Deriving a Definition

Often, if a thing is not explicitly defined, it is necessary to derive the definition from the stated attributes and characteristics. Something falls under the Data Security Breach Code of practice if there is a situation where “personal data has been put at risk of unauthorised disclosure, loss, destruction, or alteration”.

So, a good working definition of a Data Breach under Irish Data Protection law would be:

A Data Breach occurs where, as a result of a failure in an organisational or technical measure for the processing of that data, personal data has been put at risk of unauthorised disclosure, loss, destruction, or alteration

This brings in the elements of both the duty to keep data safe and secure under the Acts and the definition of scope for the Code of Practice.

Applying a Definition

In the Irish Water situation, we find ourselves faced with a set of circumstances where:

  1. Due to a failure of an organisational or technical control (e.g. definition of the data or the definition and execution of correct tests on data extract or mail merge scripts)
  2. Personal data was
  3. Disclosed by being included on address labels.

The personal data that was disclosed was that a person of name X lived at some point at address Y. The data breach actually occured at the point where decisions were taken about the data processing and governance that created the risk that data would be disclosed in this way. No hacking or breach of technical security was necessary for this to have occured.

Therefore, this particular set of circumstances looks like a breach and quacks like breach, so we have at least to consider the possibility that what we have in front of us is a data protection incident of the species breach (to paraphrase Douglas Adams).

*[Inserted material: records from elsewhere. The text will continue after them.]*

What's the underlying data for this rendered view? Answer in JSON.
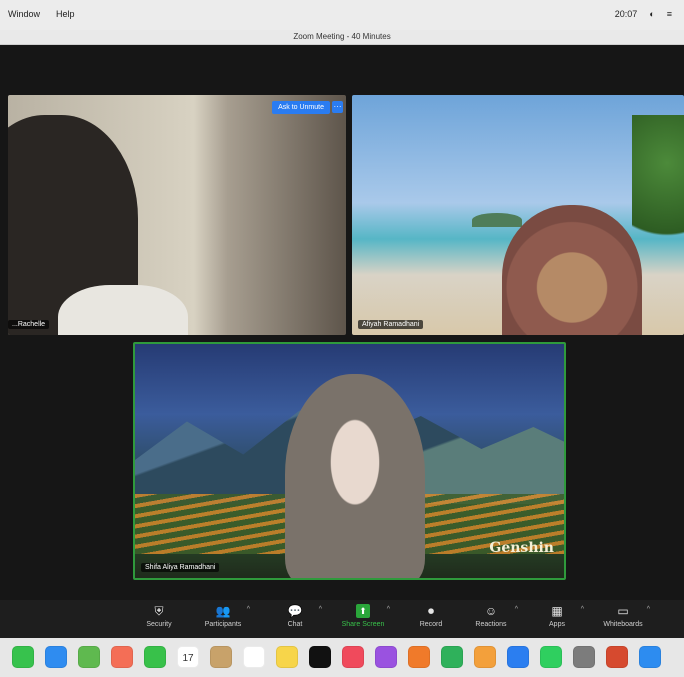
{
  "menubar": {
    "items": [
      "Window",
      "Help"
    ],
    "right": [
      "20:07",
      "◐",
      "≡"
    ]
  },
  "window": {
    "title": "Zoom Meeting - 40 Minutes"
  },
  "tiles": [
    {
      "name": "...Rachelle",
      "button": "Ask to Unmute",
      "more": "···"
    },
    {
      "name": "Afiyah Ramadhani"
    },
    {
      "name": "Shifa Aliya Ramadhani",
      "watermark": "Genshin"
    }
  ],
  "toolbar": [
    {
      "label": "Security",
      "icon": "shield-icon",
      "glyph": "⛨"
    },
    {
      "label": "Participants",
      "icon": "participants-icon",
      "glyph": "👥"
    },
    {
      "label": "Chat",
      "icon": "chat-icon",
      "glyph": "💬"
    },
    {
      "label": "Share Screen",
      "icon": "share-screen-icon",
      "glyph": "⬆"
    },
    {
      "label": "Record",
      "icon": "record-icon",
      "glyph": "⏺"
    },
    {
      "label": "Reactions",
      "icon": "reactions-icon",
      "glyph": "☺"
    },
    {
      "label": "Apps",
      "icon": "apps-icon",
      "glyph": "▦"
    },
    {
      "label": "Whiteboards",
      "icon": "whiteboard-icon",
      "glyph": "▭"
    }
  ],
  "dock": {
    "calendar_day": "17",
    "apps": [
      "messages-icon",
      "mail-icon",
      "maps-icon",
      "photos-icon",
      "facetime-icon",
      "calendar-icon",
      "contacts-icon",
      "reminders-icon",
      "notes-icon",
      "tv-icon",
      "music-icon",
      "podcasts-icon",
      "books-icon",
      "numbers-icon",
      "pages-icon",
      "appstore-icon",
      "whatsapp-icon",
      "settings-icon",
      "powerpoint-icon",
      "zoom-icon"
    ],
    "colors": [
      "#37c24d",
      "#2f8cf0",
      "#5fb94f",
      "#f46e56",
      "#38c14a",
      "#ffffff",
      "#c8a26a",
      "#ffffff",
      "#f7d54a",
      "#111111",
      "#f04a5c",
      "#9a52e0",
      "#f07a2a",
      "#2fb15b",
      "#f3a03b",
      "#2b7ef0",
      "#2fcf5f",
      "#7c7c7c",
      "#d64a2f",
      "#2d8cf0"
    ]
  }
}
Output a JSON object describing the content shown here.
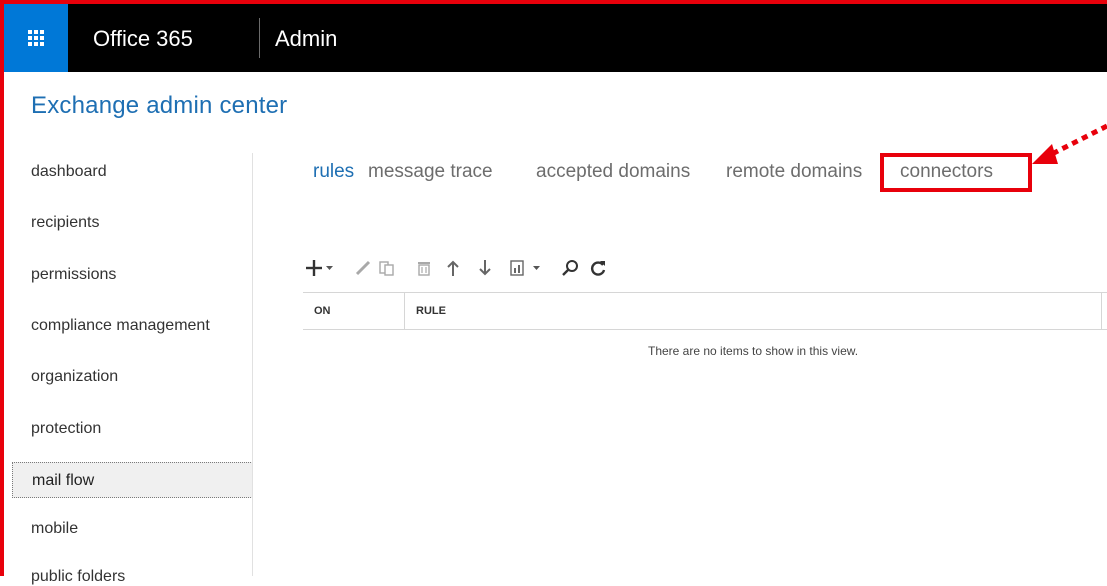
{
  "topbar": {
    "product": "Office 365",
    "section": "Admin",
    "brand_color": "#0078d7"
  },
  "app_title": "Exchange admin center",
  "nav": {
    "items": [
      {
        "label": "dashboard"
      },
      {
        "label": "recipients"
      },
      {
        "label": "permissions"
      },
      {
        "label": "compliance management"
      },
      {
        "label": "organization"
      },
      {
        "label": "protection"
      },
      {
        "label": "mail flow",
        "selected": true
      },
      {
        "label": "mobile"
      },
      {
        "label": "public folders"
      }
    ]
  },
  "tabs": [
    {
      "label": "rules",
      "active": true
    },
    {
      "label": "message trace"
    },
    {
      "label": "accepted domains"
    },
    {
      "label": "remote domains"
    },
    {
      "label": "connectors",
      "highlighted": true
    }
  ],
  "toolbar": {
    "icons": [
      "add-icon",
      "edit-icon",
      "copy-icon",
      "delete-icon",
      "move-up-icon",
      "move-down-icon",
      "report-icon",
      "search-icon",
      "refresh-icon"
    ]
  },
  "table": {
    "columns": [
      "ON",
      "RULE"
    ],
    "empty_message": "There are no items to show in this view."
  },
  "annotation": {
    "color": "#e8000b"
  }
}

The impact of the breach is a secondary consideration. But given that the breach highlights a potential failure of Irish Water to ensure that their data meets the requirements of Sections 2(1)(b) and 2(1)(c) of the Data Protection Acts (accurate and up to date, and adequate), it should be a trigger for some deep introspection about effective models of Data Governance and the associated definition of key data elements in Irish Water.

Having handled a number of data breach incidents for clients over the past number of years, our experience is that the DPC is pragmatic about things, particularly where the impact is low, and will take on board assurances of remedial action when deciding to pursue an investigation. But a pragmatic response from the Regulator is not the same as not having a data breach.

Definitions and Perspective

One common theme we encounter in Data Governance and Data Protection engagements is the impact of how key concepts are defined and prioritised in an organisation, and how crises are defined and reframed as triggers for change and improvement.

One client, for example, took the imminent threat of impending prosecutions for Data Protection breaches as an opportunity to assess and re-engineer some key customer interaction processes to reduce the risk of “the surprised customer” and asked us to help them with that change.

Irish Water, however, seem to be living in denial about Data Protection in general. Over on my personal blog I’ve written about issues with their Data Protection notice and, in particular, their marketing consents. Irish Water insists they are fully compliant. Today they insist that a thing that has the characteristics of a breach is not a breach. This Pollyanna-esque approach to definining the problem that is to be faced curtails greatly the opportunity for the organisation to place personal data protection and privacy at the core of their culture.

“De Nile” is a river in Egypt and has no place in the data governance and data protection operations of any organisation working with personal and sensitive personal data.